- Prior to the latest discovery hearing, the SEC sent out requests to foreign regulators to seek documents related to Ripple from their respective countries.
- The blockchain firm believes that the financial watchdog exercised the weight of the US government, arguing that the memoranda of understanding are compulsory.
- The Judge has yet to provide a ruling after a case precedent was introduced to the lawsuit.
While Ripple executives Brad Garlinghouse and Chris Larsen filed motions to dismiss the Securities and Exchange Commission (SEC) case, there is still a month before it would be decided.
SEC attempted to gain an unfair advantage
The $1.3 billion lawsuit filed by the SEC against Ripple Labs continues as the XRP community flocked to listen in on the discovery hearing.
The agency has been sending formal government requests to other foreign regulators to get documents from companies in respective countries that work with Ripple and subsequently forward them to the SEC.
Ripple found out about the requests directly from one of the companies and moved to stop the SEC from sending the requests since it is outside the Rules of Federal Procedure. The main issue discussed in the discovery hearing is whether the memorandum of understanding (MoU) between the Federal government and foreign governments is mandatory or voluntary.

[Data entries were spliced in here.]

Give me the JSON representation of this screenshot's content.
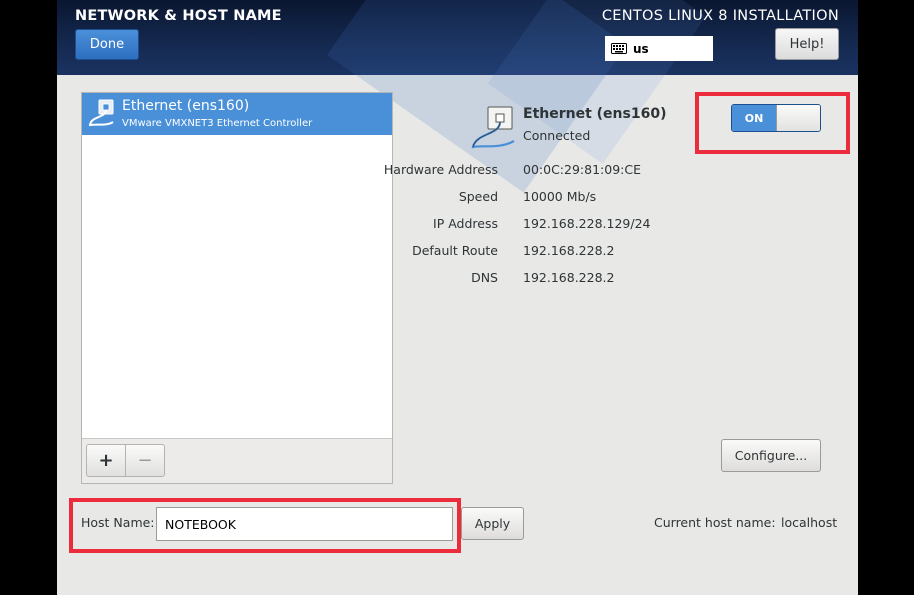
{
  "header": {
    "title": "NETWORK & HOST NAME",
    "product": "CENTOS LINUX 8 INSTALLATION",
    "done_label": "Done",
    "keyboard_layout": "us",
    "help_label": "Help!"
  },
  "device_list": {
    "items": [
      {
        "name": "Ethernet (ens160)",
        "description": "VMware VMXNET3 Ethernet Controller",
        "selected": true,
        "icon": "ethernet-icon"
      }
    ],
    "add_label": "+",
    "remove_label": "−"
  },
  "device_detail": {
    "name": "Ethernet (ens160)",
    "status": "Connected",
    "toggle_label": "ON",
    "toggle_state": "on",
    "rows": [
      {
        "label": "Hardware Address",
        "value": "00:0C:29:81:09:CE"
      },
      {
        "label": "Speed",
        "value": "10000 Mb/s"
      },
      {
        "label": "IP Address",
        "value": "192.168.228.129/24"
      },
      {
        "label": "Default Route",
        "value": "192.168.228.2"
      },
      {
        "label": "DNS",
        "value": "192.168.228.2"
      }
    ],
    "configure_label": "Configure..."
  },
  "hostname": {
    "label": "Host Name:",
    "value": "NOTEBOOK",
    "apply_label": "Apply",
    "current_label": "Current host name:",
    "current_value": "localhost"
  },
  "colors": {
    "accent": "#4a90d9",
    "highlight": "#ec2b3c",
    "header_bg": "#14284e",
    "panel_bg": "#e8e8e7"
  }
}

Jorge Tenreiro, the senior trial attorney at the SEC, stated that the MoU process was not compulsory. However, the flow of securities and money does not stop at a country’s borders. The agency added that it does not intend to disclose the content of the MoU requested since this information is privileged.
Ripple responded that the SEC was attempted to “gain an unfair advantage” and that the requests do not sound “voluntary” at all. The company argued that the MoU process is compulsory and asserted that the agency is leveraging the “weight and power of the US government.”
Judge Sarah Netburn told Ripple:
My understanding is that although the foreign company must comply with the request by its government, the foreign government does not have to comply with the SEC’s request.
Attorney Jeremy Hogan commented that the reason for this ruling is because the Judge believes it would provide the litigating parties equal power. The Ripple attorney responded that there are bases for not providing the documents since the requests are not voluntary, primarily when smaller countries deal with a large economy like the United States.
Judge to review case precedent before ruling
The legal battle sits on case precedent SEC v. Badian, where Judge Robert Pitman ruled that the regulator could use these types of MoU requests. SEC attorney Jorge Tenreiro also represented the financial watchdog in the Badian case and described the ruling:
Thus in SEC v. Badian, Magistrate Judge Pitman considered and rejected defendant’s request that in an enforcement action, the Federal rules require that the SEC be Ordered to cease using Requests for use in litigation.
The cross-border remittance firm distinguished itself from the Badian case, stating that the defense attorney made a mistake and that told the Judge that foreign governments were voluntary – which was false. Since the case was ruled based on incorrect facts, Ripple argued that the Judge should not look to the case for persuasive authority on the XRP lawsuit.
At the end of the hearing, the Judge did not provide a ruling immediately. Attorney Hogan believes that Judge Netburn would like to take a look at the Badian file again to see if Ripple is distinguishable from the case. After considering the factors of the case, the Judge will announce her verdict in the coming days.